                I **love** their parsnip and black pepper crisps....one of the most addictive combinations of sweet/salty/peppery/crunchy I've ever found.

                1. re: Harters

                  I met the owner at a food show in New York when he was just about to introduce Tyrrell's chips/crisps to the American marketplace. I've never seen the parsnip and black pepper crisps that sunshine842 talks about in the US, although I've had the chili and pepper crisps, which are excellent. I also like the cheddar and chive and the Worcestershire and sundried tomato crisps. Tyrrell's are seriously good, but they are quite expensive on our side of the pond. Are they a premium-priced crisp in the UK, too?

                  1. re: cheesemaestro

                    slightly, but not prohibitively so.

                    There's a little bigger difference by the time they get to France, and the logistics and import duties mean that they're a premium brand in the States. (They're shipping mostly air...and shipping air costs nearly as much as shipping heavy stuff....so the costs are punitive)

                    1. re: cheesemaestro

                      Yes, they're usually a premium product is comparision with the leading products on the supermarket shelves but we're only talking a few pence. And, of course, they are really the only company doing the veggie crisps.

                      My usual supermarket, Sainsbury, has them at a normal selling price of £1.89 for a 150g bag but currently has them on "buy one get one free" offer, which reduces the price, per 100g, to 63p. That compares very favourably with their own label premium "Taste the Difference" range (my usual buy) which is at around 95p per 100g, for the cheddar and spring onion.

                      1. re: Harters

                        They are in short supply in the US. Only a few specialty food shops stock them. One place in New York City is charging $19.00 for five 150g (5.3 oz.) bags. That works out to $3.80 per bag or a little less than two and a half British pounds. So about 30% more than the normal price you pay at Sainsbury.

                        1. re: cheesemaestro

                          I guess a 30% uplift isnt too much like highway robbery for a transatlantic import.

                          1. re: Harters
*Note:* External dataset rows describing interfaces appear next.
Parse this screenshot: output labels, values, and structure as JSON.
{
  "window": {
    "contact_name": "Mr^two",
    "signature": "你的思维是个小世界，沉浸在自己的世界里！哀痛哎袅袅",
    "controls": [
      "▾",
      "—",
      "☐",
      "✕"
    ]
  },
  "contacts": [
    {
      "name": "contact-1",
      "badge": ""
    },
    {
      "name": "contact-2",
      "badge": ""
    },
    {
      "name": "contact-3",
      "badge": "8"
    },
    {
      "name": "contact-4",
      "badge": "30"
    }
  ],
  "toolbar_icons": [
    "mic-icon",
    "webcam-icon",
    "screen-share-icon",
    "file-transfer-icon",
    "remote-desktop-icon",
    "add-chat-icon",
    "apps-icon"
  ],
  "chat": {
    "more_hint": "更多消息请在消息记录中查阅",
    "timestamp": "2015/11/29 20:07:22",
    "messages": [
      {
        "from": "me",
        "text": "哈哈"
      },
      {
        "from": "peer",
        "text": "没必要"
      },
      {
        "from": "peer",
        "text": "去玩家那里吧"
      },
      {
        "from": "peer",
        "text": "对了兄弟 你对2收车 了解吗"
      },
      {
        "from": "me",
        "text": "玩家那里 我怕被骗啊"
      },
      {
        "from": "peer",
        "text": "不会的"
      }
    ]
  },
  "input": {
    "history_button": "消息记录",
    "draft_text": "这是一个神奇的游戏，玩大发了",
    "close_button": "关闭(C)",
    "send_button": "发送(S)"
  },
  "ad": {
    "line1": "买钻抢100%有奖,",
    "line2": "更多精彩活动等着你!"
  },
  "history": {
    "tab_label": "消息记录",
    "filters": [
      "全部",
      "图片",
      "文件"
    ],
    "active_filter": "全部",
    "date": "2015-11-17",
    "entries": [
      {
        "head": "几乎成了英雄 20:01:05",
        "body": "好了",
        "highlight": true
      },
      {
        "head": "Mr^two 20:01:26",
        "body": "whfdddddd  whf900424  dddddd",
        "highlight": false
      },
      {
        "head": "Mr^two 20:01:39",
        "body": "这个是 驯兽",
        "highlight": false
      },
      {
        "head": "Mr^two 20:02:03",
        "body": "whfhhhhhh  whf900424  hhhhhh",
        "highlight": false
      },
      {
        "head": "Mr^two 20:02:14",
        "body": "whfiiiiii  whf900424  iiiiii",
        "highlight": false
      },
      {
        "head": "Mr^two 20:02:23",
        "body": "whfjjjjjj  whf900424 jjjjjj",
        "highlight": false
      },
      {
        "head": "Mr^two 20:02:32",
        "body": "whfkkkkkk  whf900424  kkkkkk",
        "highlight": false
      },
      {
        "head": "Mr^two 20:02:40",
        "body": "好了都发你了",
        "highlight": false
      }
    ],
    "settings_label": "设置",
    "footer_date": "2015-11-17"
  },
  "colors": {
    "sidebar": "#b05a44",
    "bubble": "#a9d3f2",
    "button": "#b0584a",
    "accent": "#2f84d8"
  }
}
                            Having spent a goodly amount of my professional life shipping stuff around the globe -- the freight cost probably runs somewhere in the neighborhood of 30%....